Some scholars have argued that the archive functions for the humanities and social science disciplines as the laboratory functions for the sciences. Both the archive and the laboratory are sites of knowledge production.(27) Pushing this analogy further, sociologist Thomas Osborne proposes that we think of the archive as a “centre of interpretation,” similar to “courts of law, psychotherapeutic encounters and departments of the humanities.”(28)
As Hayden White has forcefully argued, transforming archival data into historical narrative is a subjective act.(43) The writing of history always requires the intervention of a human interpreter. Moreover, according to Michael Lynch, “the archive is never ‘raw’ or ‘primary,’” because it is always assembled so as to lead later investigators in a particular direction.(44) Because there is never sufficient archival material, Carolyn Steedman goes so far as to declare that the historian’s craft involves the ability to “conjure a social system from a nutmeg grater.”(45) For these reasons, Steadman contends that “historians read for what is not there: the silences and the absences of the documents always speak to us.”(46) (Manoff, 2004)

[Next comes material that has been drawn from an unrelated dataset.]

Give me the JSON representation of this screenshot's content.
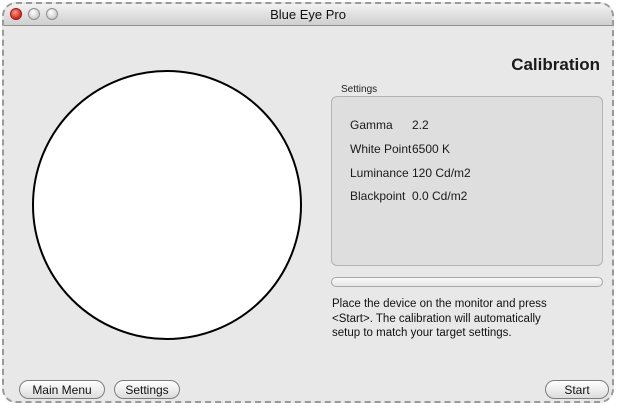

Secondly, I watched Rachel Smith’s lecture on The Materiality of Images, from the recent OCA Photography Symposium, held in Doncaster. It was a highly academic deconstruction of whether and how analogue images differ from physical photos, and what these differences might be. Given that I am currently interested in the concept of the physical photograph and how it can be altered to add meaning, this lecture is of great interest to me. Smith’s work is very much at the academic end of photographic study, and a look at her web page shows that her work is cross-media. She is interested in the idea of materiality in all sorts of arts media. I will keep this lecture in mind to inform my own work, which is more at the creative end of the spectrum.
Manoff, Marlene. (2004) ‘Theories of the Archive from Across the Disciplines.’ In: Libraries and the Academy, 4 (1), pp. 9–25. [online] At: http://uwf.edu/dearle/capstone/manoff.pdf (accessed on 26 May 2016)